• TASK STATEMENT: All of the records below are to be copied exactly.

[EXTRACTED ENTRIES Boundary: Start]

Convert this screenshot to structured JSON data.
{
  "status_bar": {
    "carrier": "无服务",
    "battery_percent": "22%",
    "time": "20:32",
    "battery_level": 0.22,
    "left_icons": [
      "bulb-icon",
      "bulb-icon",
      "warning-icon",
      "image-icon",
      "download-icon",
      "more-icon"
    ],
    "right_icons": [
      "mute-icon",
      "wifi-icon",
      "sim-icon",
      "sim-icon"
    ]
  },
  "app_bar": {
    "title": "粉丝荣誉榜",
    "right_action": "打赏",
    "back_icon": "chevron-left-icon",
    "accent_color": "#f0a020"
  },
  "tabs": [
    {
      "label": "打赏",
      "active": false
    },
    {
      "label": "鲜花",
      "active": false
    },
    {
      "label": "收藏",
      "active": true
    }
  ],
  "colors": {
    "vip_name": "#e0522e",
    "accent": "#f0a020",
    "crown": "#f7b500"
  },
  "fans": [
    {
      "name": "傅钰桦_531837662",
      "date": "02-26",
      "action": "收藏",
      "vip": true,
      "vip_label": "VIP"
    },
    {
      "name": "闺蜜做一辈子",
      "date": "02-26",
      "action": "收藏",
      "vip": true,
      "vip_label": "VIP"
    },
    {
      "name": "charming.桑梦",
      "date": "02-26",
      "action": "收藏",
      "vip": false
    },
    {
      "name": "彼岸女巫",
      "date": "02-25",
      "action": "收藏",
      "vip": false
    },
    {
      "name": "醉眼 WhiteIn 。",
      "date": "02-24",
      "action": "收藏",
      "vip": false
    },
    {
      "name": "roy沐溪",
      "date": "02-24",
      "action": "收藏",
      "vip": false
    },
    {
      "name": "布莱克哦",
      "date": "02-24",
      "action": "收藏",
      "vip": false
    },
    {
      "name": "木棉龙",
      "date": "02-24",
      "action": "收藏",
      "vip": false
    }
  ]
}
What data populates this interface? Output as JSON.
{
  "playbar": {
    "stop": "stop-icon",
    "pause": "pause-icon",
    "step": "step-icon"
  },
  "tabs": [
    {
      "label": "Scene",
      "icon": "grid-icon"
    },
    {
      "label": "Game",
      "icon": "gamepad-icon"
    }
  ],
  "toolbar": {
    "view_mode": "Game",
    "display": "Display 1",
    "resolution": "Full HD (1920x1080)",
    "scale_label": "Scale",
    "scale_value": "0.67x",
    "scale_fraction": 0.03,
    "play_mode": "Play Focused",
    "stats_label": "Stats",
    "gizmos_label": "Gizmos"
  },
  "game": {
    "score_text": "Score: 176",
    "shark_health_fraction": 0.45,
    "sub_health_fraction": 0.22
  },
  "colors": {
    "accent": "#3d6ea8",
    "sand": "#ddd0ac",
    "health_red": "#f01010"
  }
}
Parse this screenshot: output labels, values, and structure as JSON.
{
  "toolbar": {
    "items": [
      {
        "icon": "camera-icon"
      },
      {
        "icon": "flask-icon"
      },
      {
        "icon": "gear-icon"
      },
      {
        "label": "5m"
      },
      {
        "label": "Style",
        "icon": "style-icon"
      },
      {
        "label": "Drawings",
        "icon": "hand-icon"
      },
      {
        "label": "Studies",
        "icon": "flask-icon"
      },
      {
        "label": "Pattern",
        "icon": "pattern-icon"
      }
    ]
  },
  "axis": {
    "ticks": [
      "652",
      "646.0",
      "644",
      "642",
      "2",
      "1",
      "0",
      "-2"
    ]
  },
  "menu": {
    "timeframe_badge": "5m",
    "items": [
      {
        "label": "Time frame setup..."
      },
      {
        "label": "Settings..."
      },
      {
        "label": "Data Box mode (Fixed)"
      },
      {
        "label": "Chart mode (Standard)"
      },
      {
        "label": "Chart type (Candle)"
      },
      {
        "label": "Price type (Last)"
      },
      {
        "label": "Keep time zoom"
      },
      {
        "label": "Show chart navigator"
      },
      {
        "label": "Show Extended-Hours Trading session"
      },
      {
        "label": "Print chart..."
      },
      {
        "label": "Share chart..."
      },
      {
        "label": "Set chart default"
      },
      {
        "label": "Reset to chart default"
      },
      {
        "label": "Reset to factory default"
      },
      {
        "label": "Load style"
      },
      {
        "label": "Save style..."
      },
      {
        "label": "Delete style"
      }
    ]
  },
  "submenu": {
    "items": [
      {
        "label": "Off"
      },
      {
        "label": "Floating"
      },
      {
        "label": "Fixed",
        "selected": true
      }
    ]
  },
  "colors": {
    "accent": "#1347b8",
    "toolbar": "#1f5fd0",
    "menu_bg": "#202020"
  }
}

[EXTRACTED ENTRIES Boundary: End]

• PROBLEM SOLUTION:
Convert this screenshot to structured JSON data.
{
  "status_bar": {
    "carrier": "无服务",
    "battery_percent": "22%",
    "time": "20:32",
    "battery_level": 0.22,
    "left_icons": [
      "bulb-icon",
      "bulb-icon",
      "warning-icon",
      "image-icon",
      "download-icon",
      "more-icon"
    ],
    "right_icons": [
      "mute-icon",
      "wifi-icon",
      "sim-icon",
      "sim-icon"
    ]
  },
  "app_bar": {
    "title": "粉丝荣誉榜",
    "right_action": "打赏",
    "back_icon": "chevron-left-icon",
    "accent_color": "#f0a020"
  },
  "tabs": [
    {
      "label": "打赏",
      "active": false
    },
    {
      "label": "鲜花",
      "active": false
    },
    {
      "label": "收藏",
      "active": true
    }
  ],
  "colors": {
    "vip_name": "#e0522e",
    "accent": "#f0a020",
    "crown": "#f7b500"
  },
  "fans": [
    {
      "name": "傅钰桦_531837662",
      "date": "02-26",
      "action": "收藏",
      "vip": true,
      "vip_label": "VIP"
    },
    {
      "name": "闺蜜做一辈子",
      "date": "02-26",
      "action": "收藏",
      "vip": true,
      "vip_label": "VIP"
    },
    {
      "name": "charming.桑梦",
      "date": "02-26",
      "action": "收藏",
      "vip": false
    },
    {
      "name": "彼岸女巫",
      "date": "02-25",
      "action": "收藏",
      "vip": false
    },
    {
      "name": "醉眼 WhiteIn 。",
      "date": "02-24",
      "action": "收藏",
      "vip": false
    },
    {
      "name": "roy沐溪",
      "date": "02-24",
      "action": "收藏",
      "vip": false
    },
    {
      "name": "布莱克哦",
      "date": "02-24",
      "action": "收藏",
      "vip": false
    },
    {
      "name": "木棉龙",
      "date": "02-24",
      "action": "收藏",
      "vip": false
    }
  ]
}
What data populates this interface? Output as JSON.
{
  "playbar": {
    "stop": "stop-icon",
    "pause": "pause-icon",
    "step": "step-icon"
  },
  "tabs": [
    {
      "label": "Scene",
      "icon": "grid-icon"
    },
    {
      "label": "Game",
      "icon": "gamepad-icon"
    }
  ],
  "toolbar": {
    "view_mode": "Game",
    "display": "Display 1",
    "resolution": "Full HD (1920x1080)",
    "scale_label": "Scale",
    "scale_value": "0.67x",
    "scale_fraction": 0.03,
    "play_mode": "Play Focused",
    "stats_label": "Stats",
    "gizmos_label": "Gizmos"
  },
  "game": {
    "score_text": "Score: 176",
    "shark_health_fraction": 0.45,
    "sub_health_fraction": 0.22
  },
  "colors": {
    "accent": "#3d6ea8",
    "sand": "#ddd0ac",
    "health_red": "#f01010"
  }
}
Parse this screenshot: output labels, values, and structure as JSON.
{
  "toolbar": {
    "items": [
      {
        "icon": "camera-icon"
      },
      {
        "icon": "flask-icon"
      },
      {
        "icon": "gear-icon"
      },
      {
        "label": "5m"
      },
      {
        "label": "Style",
        "icon": "style-icon"
      },
      {
        "label": "Drawings",
        "icon": "hand-icon"
      },
      {
        "label": "Studies",
        "icon": "flask-icon"
      },
      {
        "label": "Pattern",
        "icon": "pattern-icon"
      }
    ]
  },
  "axis": {
    "ticks": [
      "652",
      "646.0",
      "644",
      "642",
      "2",
      "1",
      "0",
      "-2"
    ]
  },
  "menu": {
    "timeframe_badge": "5m",
    "items": [
      {
        "label": "Time frame setup..."
      },
      {
        "label": "Settings..."
      },
      {
        "label": "Data Box mode (Fixed)"
      },
      {
        "label": "Chart mode (Standard)"
      },
      {
        "label": "Chart type (Candle)"
      },
      {
        "label": "Price type (Last)"
      },
      {
        "label": "Keep time zoom"
      },
      {
        "label": "Show chart navigator"
      },
      {
        "label": "Show Extended-Hours Trading session"
      },
      {
        "label": "Print chart..."
      },
      {
        "label": "Share chart..."
      },
      {
        "label": "Set chart default"
      },
      {
        "label": "Reset to chart default"
      },
      {
        "label": "Reset to factory default"
      },
      {
        "label": "Load style"
      },
      {
        "label": "Save style..."
      },
      {
        "label": "Delete style"
      }
    ]
  },
  "submenu": {
    "items": [
      {
        "label": "Off"
      },
      {
        "label": "Floating"
      },
      {
        "label": "Fixed",
        "selected": true
      }
    ]
  },
  "colors": {
    "accent": "#1347b8",
    "toolbar": "#1f5fd0",
    "menu_bg": "#202020"
  }
}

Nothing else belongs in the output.